[What is being asked] Show the lines of the material that contain the word "this".

[Data]
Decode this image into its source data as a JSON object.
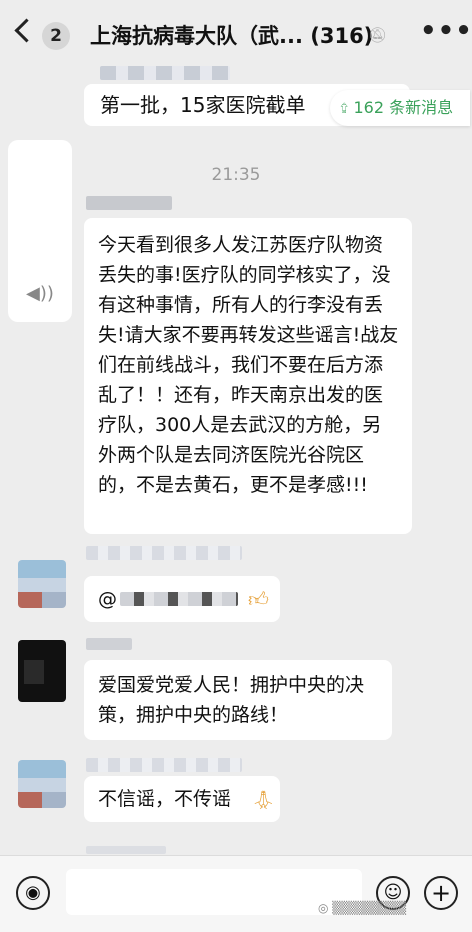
{
  "header": {
    "badge": "2",
    "title": "上海抗病毒大队（武... (316)",
    "mute_icon": "mute-icon",
    "more_label": "•••"
  },
  "new_messages": {
    "label": "162 条新消息",
    "icon": "double-chevron-up-icon",
    "accent": "#3aa15a"
  },
  "messages": [
    {
      "text": "第一批，15家医院截单"
    },
    {
      "time": "21:35"
    },
    {
      "text": "今天看到很多人发江苏医疗队物资丢失的事!医疗队的同学核实了，没有这种事情，所有人的行李没有丢失!请大家不要再转发这些谣言!战友们在前线战斗，我们不要在后方添乱了！！还有，昨天南京出发的医疗队，300人是去武汉的方舱，另外两个队是去同济医院光谷院区的，不是去黄石，更不是孝感!!!"
    },
    {
      "text": "@"
    },
    {
      "text": "爱国爱党爱人民！拥护中央的决策，拥护中央的路线！"
    },
    {
      "text": "不信谣，不传谣"
    }
  ],
  "bottom": {
    "voice_icon": "voice-icon",
    "emoji_icon": "emoji-icon",
    "plus_icon": "plus-icon"
  }
}
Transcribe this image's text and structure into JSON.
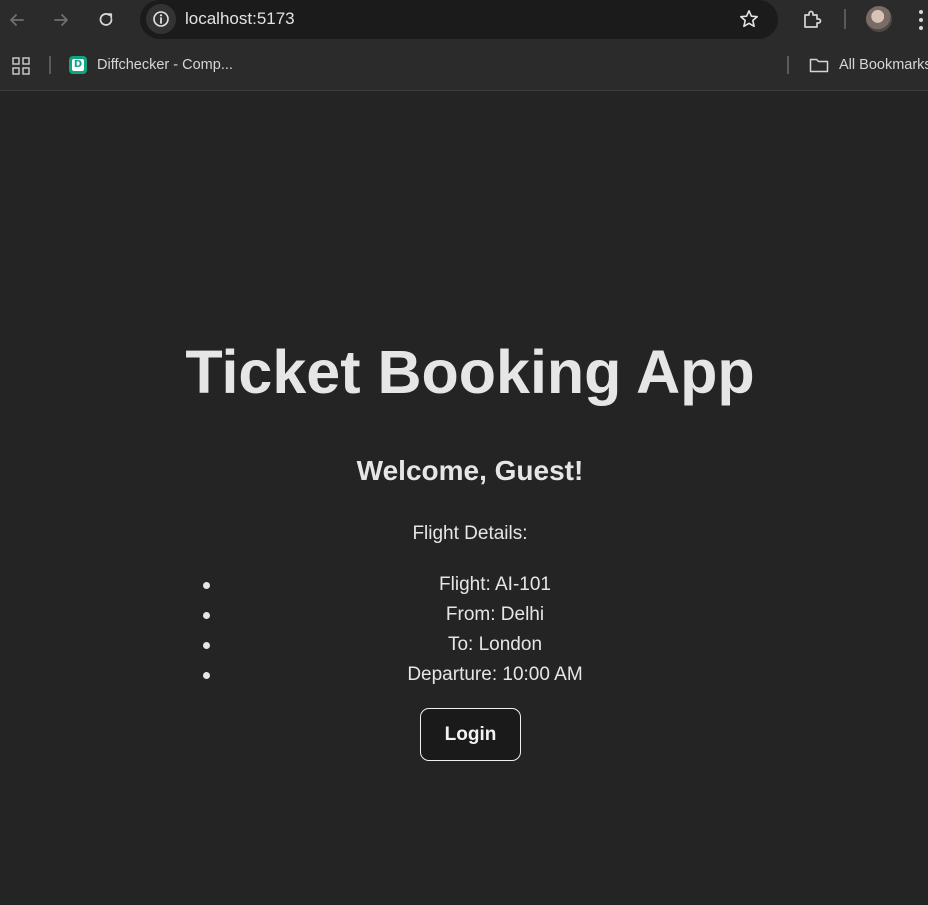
{
  "browser": {
    "url": "localhost:5173",
    "bookmarks": [
      {
        "label": "Diffchecker - Comp...",
        "icon": "diffchecker-favicon"
      }
    ],
    "all_bookmarks_label": "All Bookmarks"
  },
  "app": {
    "title": "Ticket Booking App",
    "welcome": "Welcome, Guest!",
    "details_label": "Flight Details:",
    "flight_details": [
      "Flight: AI-101",
      "From: Delhi",
      "To: London",
      "Departure: 10:00 AM"
    ],
    "login_label": "Login"
  },
  "colors": {
    "page_background": "#242424",
    "browser_chrome": "#2b2b2b",
    "text": "#e6e6e6"
  }
}
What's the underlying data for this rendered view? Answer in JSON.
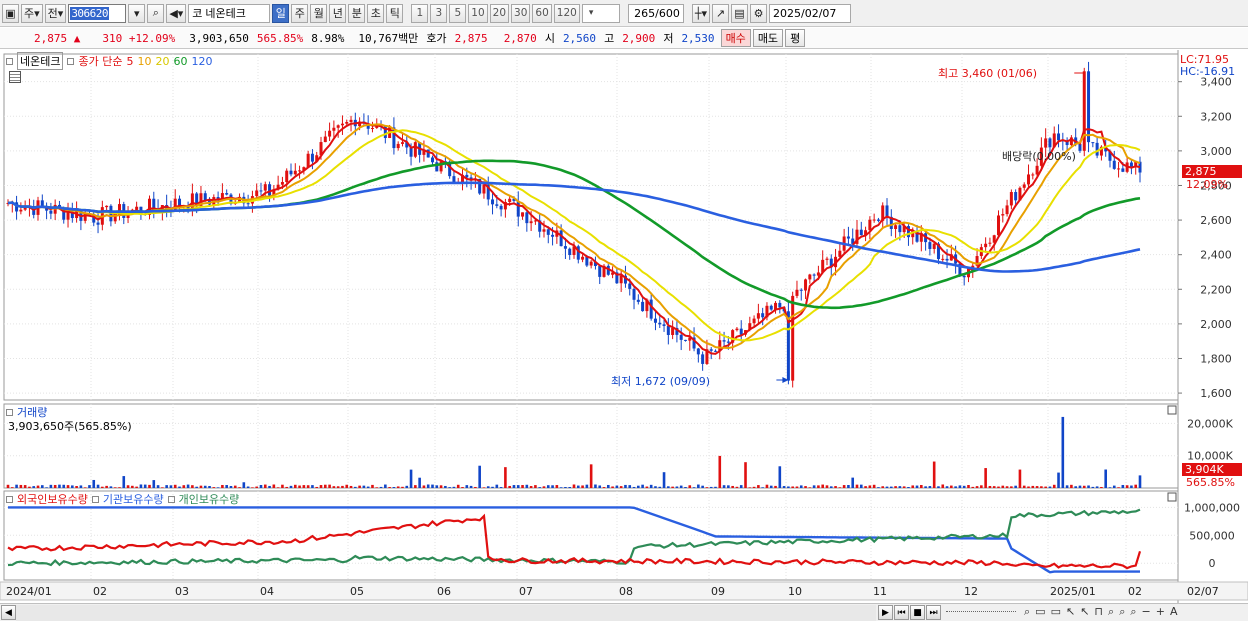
{
  "toolbar": {
    "period_label": "주",
    "prev_label": "전",
    "stock_code": "306620",
    "stock_name": "네온테크",
    "stock_prefix": "코",
    "period_tabs": [
      "일",
      "주",
      "월",
      "년",
      "분",
      "초",
      "틱"
    ],
    "selected_period": "일",
    "intervals": [
      "1",
      "3",
      "5",
      "10",
      "20",
      "30",
      "60",
      "120"
    ],
    "range_value": "265",
    "range_total": "/600",
    "date_value": "2025/02/07"
  },
  "quote": {
    "price": "2,875",
    "change_arrow": "▲",
    "change": "310",
    "change_pct": "+12.09%",
    "volume": "3,903,650",
    "volume_pct": "565.85%",
    "turnover_pct": "8.98%",
    "amount": "10,767백만",
    "ask_label": "호가",
    "ask": "2,875",
    "bid": "2,870",
    "open_label": "시",
    "open": "2,560",
    "high_label": "고",
    "high": "2,900",
    "low_label": "저",
    "low": "2,530",
    "buy_label": "매수",
    "sell_label": "매도",
    "eval_label": "평"
  },
  "price_panel": {
    "legend_name": "네온테크",
    "legend_ma": "종가 단순",
    "ma_periods": [
      "5",
      "10",
      "20",
      "60",
      "120"
    ],
    "ma_colors": [
      "#e01010",
      "#e8a000",
      "#e8e000",
      "#129a29",
      "#2a5fe0"
    ],
    "lc_label": "LC:71.95",
    "hc_label": "HC:-16.91",
    "high_annotation": "최고 3,460 (01/06)",
    "low_annotation": "최저 1,672 (09/09)",
    "dividend_annotation": "배당락(0.00%)",
    "last_price_tag": "2,875",
    "last_pct_tag": "12.09%",
    "y_ticks": [
      "3,400",
      "3,200",
      "3,000",
      "2,800",
      "2,600",
      "2,400",
      "2,200",
      "2,000",
      "1,800",
      "1,600"
    ]
  },
  "volume_panel": {
    "title": "거래량",
    "value_label": "3,903,650주(565.85%)",
    "y_ticks": [
      "20,000K",
      "10,000K"
    ],
    "last_tag": "3,904K",
    "last_pct_tag": "565.85%"
  },
  "holdings_panel": {
    "legend": [
      "외국인보유수량",
      "기관보유수량",
      "개인보유수량"
    ],
    "legend_colors": [
      "#e01010",
      "#2a5fe0",
      "#2e8b57"
    ],
    "y_ticks": [
      "1,000,000",
      "500,000",
      "0"
    ]
  },
  "x_axis": [
    "2024/01",
    "02",
    "03",
    "04",
    "05",
    "06",
    "07",
    "08",
    "09",
    "10",
    "11",
    "12",
    "2025/01",
    "02",
    "02/07"
  ],
  "chart_data": {
    "type": "line",
    "xlabel": "",
    "ylabel": "",
    "ylim": [
      1600,
      3460
    ],
    "series": [
      {
        "name": "종가",
        "months": [
          "2024/01",
          "02",
          "03",
          "04",
          "05",
          "06",
          "07",
          "08",
          "09",
          "10",
          "11",
          "12",
          "2025/01",
          "02"
        ],
        "values": [
          2700,
          2620,
          2700,
          2760,
          3200,
          2900,
          2620,
          2250,
          1800,
          2150,
          2650,
          2300,
          3100,
          2875
        ]
      }
    ],
    "high": {
      "value": 3460,
      "date": "01/06"
    },
    "low": {
      "value": 1672,
      "date": "09/09"
    }
  }
}
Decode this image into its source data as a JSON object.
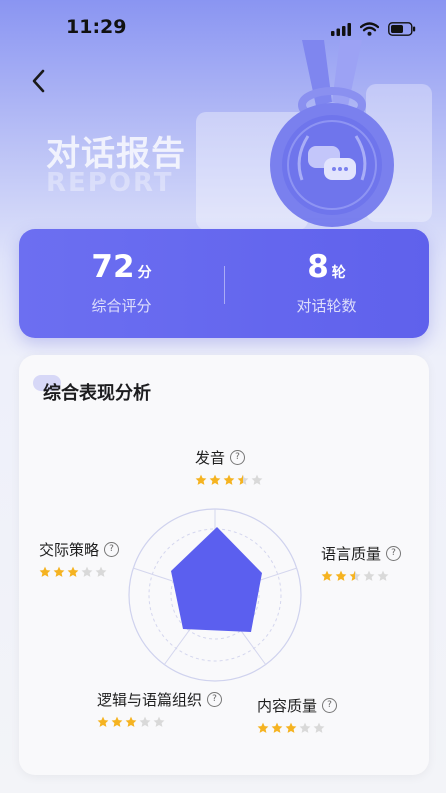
{
  "status_bar": {
    "time": "11:29"
  },
  "hero": {
    "title": "对话报告",
    "subtitle": "REPORT"
  },
  "summary": {
    "score_value": "72",
    "score_unit": "分",
    "score_label": "综合评分",
    "rounds_value": "8",
    "rounds_unit": "轮",
    "rounds_label": "对话轮数"
  },
  "analysis": {
    "title": "综合表现分析",
    "help_glyph": "?",
    "dimensions": [
      {
        "label": "发音",
        "stars": 3.5
      },
      {
        "label": "语言质量",
        "stars": 2.5
      },
      {
        "label": "内容质量",
        "stars": 3
      },
      {
        "label": "逻辑与语篇组织",
        "stars": 3
      },
      {
        "label": "交际策略",
        "stars": 3
      }
    ],
    "max_stars": 5
  },
  "colors": {
    "accent": "#6366f1",
    "star_on": "#f5b321",
    "star_off": "#d9d9d9",
    "radar_fill": "#5b5fef"
  },
  "icons": [
    "back-chevron-icon",
    "signal-icon",
    "wifi-icon",
    "battery-icon",
    "medal-chat-icon",
    "help-icon",
    "star-icon"
  ]
}
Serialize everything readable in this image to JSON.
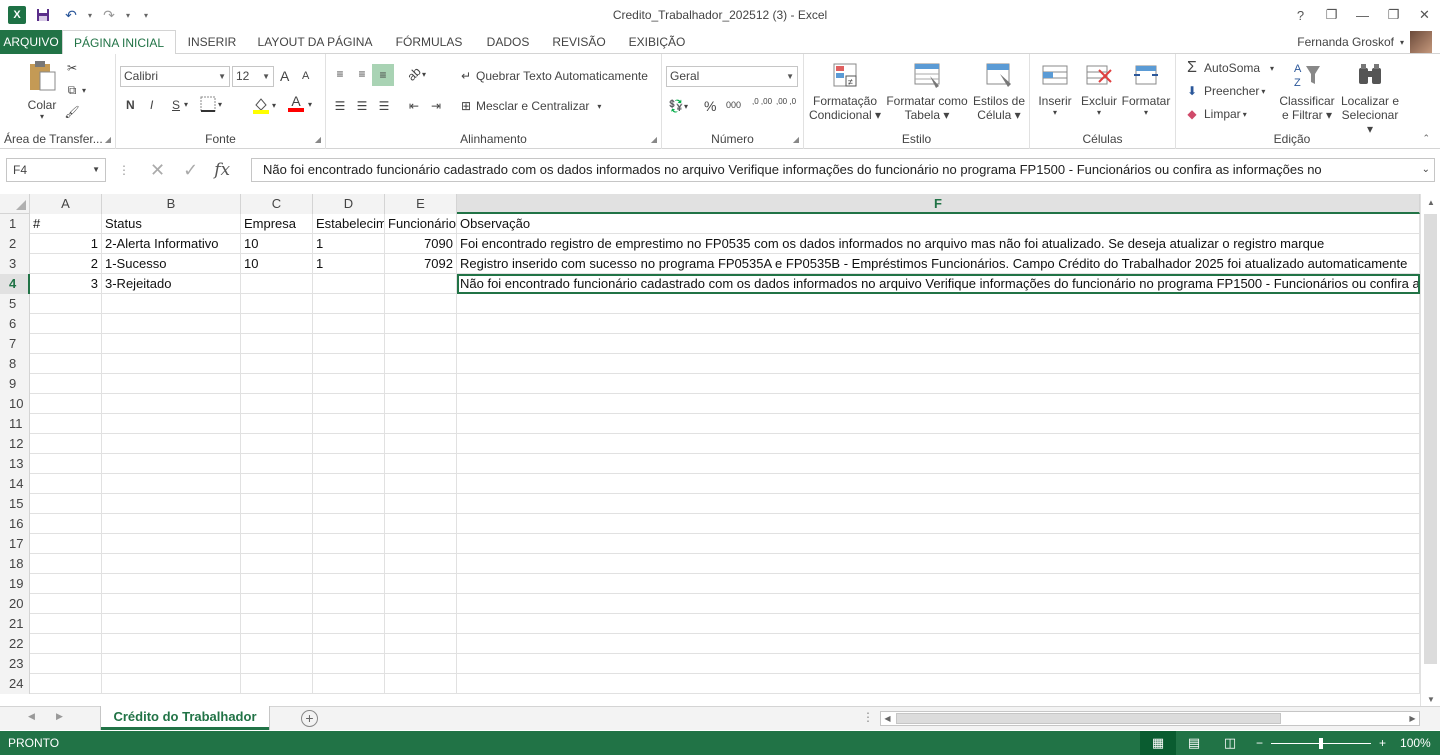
{
  "window": {
    "title": "Credito_Trabalhador_202512 (3) - Excel",
    "help": "?",
    "minimize": "—",
    "restore": "❐",
    "close": "✕"
  },
  "qat": {
    "undo": "↶",
    "redo": "↷",
    "customize": "▾"
  },
  "tabs": [
    {
      "label": "ARQUIVO"
    },
    {
      "label": "PÁGINA INICIAL"
    },
    {
      "label": "INSERIR"
    },
    {
      "label": "LAYOUT DA PÁGINA"
    },
    {
      "label": "FÓRMULAS"
    },
    {
      "label": "DADOS"
    },
    {
      "label": "REVISÃO"
    },
    {
      "label": "EXIBIÇÃO"
    }
  ],
  "user": {
    "name": "Fernanda Groskof"
  },
  "ribbon": {
    "clipboard": {
      "paste": "Colar",
      "label": "Área de Transfer..."
    },
    "font": {
      "name": "Calibri",
      "size": "12",
      "bold": "N",
      "italic": "I",
      "underline": "S",
      "grow": "A",
      "shrink": "A",
      "font_color": "A",
      "label": "Fonte"
    },
    "alignment": {
      "wrap": "Quebrar Texto Automaticamente",
      "merge": "Mesclar e Centralizar",
      "label": "Alinhamento"
    },
    "number": {
      "format": "Geral",
      "percent": "%",
      "thousands": "000",
      "inc_decimal": ",0 ,00",
      "dec_decimal": ",00 ,0",
      "label": "Número"
    },
    "styles": {
      "conditional_1": "Formatação",
      "conditional_2": "Condicional",
      "table_1": "Formatar como",
      "table_2": "Tabela",
      "cell_1": "Estilos de",
      "cell_2": "Célula",
      "label": "Estilo"
    },
    "cells": {
      "insert": "Inserir",
      "delete": "Excluir",
      "format": "Formatar",
      "label": "Células"
    },
    "editing": {
      "autosum": "AutoSoma",
      "fill": "Preencher",
      "clear": "Limpar",
      "sort_1": "Classificar",
      "sort_2": "e Filtrar",
      "find_1": "Localizar e",
      "find_2": "Selecionar",
      "label": "Edição"
    }
  },
  "formula_bar": {
    "name_box": "F4",
    "fx": "fx",
    "value": "Não foi encontrado funcionário cadastrado com os dados informados no arquivo Verifique informações do funcionário no programa FP1500 - Funcionários ou confira as informações no"
  },
  "columns": [
    "A",
    "B",
    "C",
    "D",
    "E",
    "F"
  ],
  "rows": [
    {
      "num": "1",
      "cells": [
        "#",
        "Status",
        "Empresa",
        "Estabelecimento",
        "Funcionário",
        "Observação"
      ]
    },
    {
      "num": "2",
      "cells": [
        "1",
        "2-Alerta Informativo",
        "10",
        "1",
        "7090",
        "Foi encontrado registro de emprestimo no FP0535 com os dados informados no arquivo mas não foi atualizado. Se deseja atualizar o registro marque"
      ]
    },
    {
      "num": "3",
      "cells": [
        "2",
        "1-Sucesso",
        "10",
        "1",
        "7092",
        "Registro inserido com sucesso no programa FP0535A e FP0535B - Empréstimos Funcionários. Campo Crédito do Trabalhador 2025 foi atualizado automaticamente"
      ]
    },
    {
      "num": "4",
      "cells": [
        "3",
        "3-Rejeitado",
        "",
        "",
        "",
        "Não foi encontrado funcionário cadastrado com os dados informados no arquivo Verifique informações do funcionário no programa FP1500 - Funcionários ou confira as informações no"
      ]
    },
    {
      "num": "5",
      "cells": [
        "",
        "",
        "",
        "",
        "",
        ""
      ]
    },
    {
      "num": "6",
      "cells": [
        "",
        "",
        "",
        "",
        "",
        ""
      ]
    },
    {
      "num": "7",
      "cells": [
        "",
        "",
        "",
        "",
        "",
        ""
      ]
    },
    {
      "num": "8",
      "cells": [
        "",
        "",
        "",
        "",
        "",
        ""
      ]
    },
    {
      "num": "9",
      "cells": [
        "",
        "",
        "",
        "",
        "",
        ""
      ]
    },
    {
      "num": "10",
      "cells": [
        "",
        "",
        "",
        "",
        "",
        ""
      ]
    },
    {
      "num": "11",
      "cells": [
        "",
        "",
        "",
        "",
        "",
        ""
      ]
    },
    {
      "num": "12",
      "cells": [
        "",
        "",
        "",
        "",
        "",
        ""
      ]
    },
    {
      "num": "13",
      "cells": [
        "",
        "",
        "",
        "",
        "",
        ""
      ]
    },
    {
      "num": "14",
      "cells": [
        "",
        "",
        "",
        "",
        "",
        ""
      ]
    },
    {
      "num": "15",
      "cells": [
        "",
        "",
        "",
        "",
        "",
        ""
      ]
    },
    {
      "num": "16",
      "cells": [
        "",
        "",
        "",
        "",
        "",
        ""
      ]
    },
    {
      "num": "17",
      "cells": [
        "",
        "",
        "",
        "",
        "",
        ""
      ]
    },
    {
      "num": "18",
      "cells": [
        "",
        "",
        "",
        "",
        "",
        ""
      ]
    },
    {
      "num": "19",
      "cells": [
        "",
        "",
        "",
        "",
        "",
        ""
      ]
    },
    {
      "num": "20",
      "cells": [
        "",
        "",
        "",
        "",
        "",
        ""
      ]
    },
    {
      "num": "21",
      "cells": [
        "",
        "",
        "",
        "",
        "",
        ""
      ]
    },
    {
      "num": "22",
      "cells": [
        "",
        "",
        "",
        "",
        "",
        ""
      ]
    },
    {
      "num": "23",
      "cells": [
        "",
        "",
        "",
        "",
        "",
        ""
      ]
    },
    {
      "num": "24",
      "cells": [
        "",
        "",
        "",
        "",
        "",
        ""
      ]
    }
  ],
  "sheet": {
    "name": "Crédito do Trabalhador",
    "add": "+"
  },
  "status": {
    "text": "PRONTO",
    "zoom": "100%",
    "zoom_out": "−",
    "zoom_in": "+"
  },
  "colors": {
    "accent": "#217346",
    "header_bg": "#f3f3f3"
  },
  "icons": [
    "excel-logo-icon",
    "save-icon",
    "undo-icon",
    "redo-icon",
    "paste-icon",
    "cut-icon",
    "copy-icon",
    "format-painter-icon",
    "fx-icon"
  ]
}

[Reply]
Decode this image into its source data as a JSON object.
Transcribe this image's text and structure into JSON.
What's the underlying data for this rendered view? Answer in JSON.
Decode this image into its source data as a JSON object.
Serialize everything readable in this image to JSON.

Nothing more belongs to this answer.